Same-sex marriage would become illegal in at least 25 states if the Supreme Court struck down Obergefell, an analysis by the National Conference of State Legislatures for PolitiFact found earlier this year. In those states, lawmakers could change their previous restrictions on same-sex marriage that have been dormant for the past seven years. But many states have banned same-sex marriage in their state constitutions, which requires more effort to alter.

Religious liberty concerns are shrouding the bill

Republican senators have voiced concern that the same-sex marriage bill would infringe on religious liberty, which caters to objections raised by a powerful portion of the GOP base.


Evangelical Christians, who overwhelmingly vote Republican, have among the lowest levels of support for same-sex marriage of any major demographic group, even as public opinion has shifted to support it. As of 2019, only 29 percent of white evangelicals said they support same-sex marriage, compared with 61 percent of Catholics and 69 percent of white mainline protestants, according to polling conducted by the Pew Research Center.

But from a policy standpoint, the Respect for Marriage Act, as it’s written, may not raise many religious liberty concerns, said University of Virginia law professor Douglas Laycock, who has argued religious freedom cases before the Supreme Court. Laycock has made the case that the country should approve both strong same-sex marriage laws and strong religious liberty protections for people who object to them.

“This bill doesn’t regulate the private sector, this bill regulates states. It says each state needs to recognize marriages performed in other states,” Laycock said. If Obergefell were repealed, the bill “doesn’t say that any employer, or landlord or anybody else in the private sector — like a wedding vendor — has to recognize” a same-sex marriage.

Some Senate Republicans are looking for even more protection, however. Several Republican senators have been working on religious freedom amendments to add to the bill in recent days, including Sens. Mike Lee (R-Utah), Ron Johnson (R-Wis.) and Susan Collins (R-Maine). The bill’s fate will likely rest on whether proponents like Baldwin can satisfy those concerns in time for the lame duck Congress.

How a debate over same-sex marriage shaped up in Congress

When the Supreme Court struck down Roe v. Wade in June, it opened a host of questions over whether other federal rights that have been enshrined by the court could also be tossed back to the states.

A number of cases, including Roe and Obergefell, affirmed certain rights based on the 14th Amendment to the Constitution. Supreme Court Justice Clarence Thomas raised the possibility that the court should revisit those decisions in a concurring opinion he wrote to the Dobbs v. Jackson Women’s Health Organization decision.

“We should reconsider all of this Court’s substantive due process precedents, including Griswold, Lawrence and Obergefell,” Thomas wrote, referring to decisions that addressed rights to marital privacy (including the right to use contraception), sexual activity and same-sex marriage. He called such cases “demonstrably erroneous decisions.”

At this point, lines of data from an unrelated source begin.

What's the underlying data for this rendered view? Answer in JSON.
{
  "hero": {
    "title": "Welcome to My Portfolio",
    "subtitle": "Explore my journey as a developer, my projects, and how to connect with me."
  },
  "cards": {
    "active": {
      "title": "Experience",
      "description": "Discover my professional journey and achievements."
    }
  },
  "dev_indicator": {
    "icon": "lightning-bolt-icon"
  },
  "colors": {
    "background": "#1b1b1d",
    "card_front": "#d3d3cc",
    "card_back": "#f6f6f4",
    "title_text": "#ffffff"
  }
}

The Human Rights Campaign said it is not currently tracking any challenges to the Obergefell decision making their way through the courts. Experts pointed to a couple of potential reasons why: It’s possible that opponents of same-sex marriage haven’t found a suitable case to bring to the court. Or it’s possible they are waiting until after the contentious midterm elections to begin a challenge.

In addition to election-year politics, there is another reason that proponents of same-sex marriage may want to pass a new law: to enshrine same-sex marriage while Democrats still have control of both Congress and the White House.

“They obviously could wait until the Supreme Court does in fact overrule Windsor and Obergefell,” which together cemented a right to same-sex marriage, said Smith. “But at that point, who knows what the political situation would be in the Congress?”

Thanks to Alicia Benjamin for copy editing this article.

  • Maggie Severns
    Maggie Severns

    Domestic Policy Reporter

    Maggie Severns is a policy reporter for Grid covering complex policy stories and major headlines.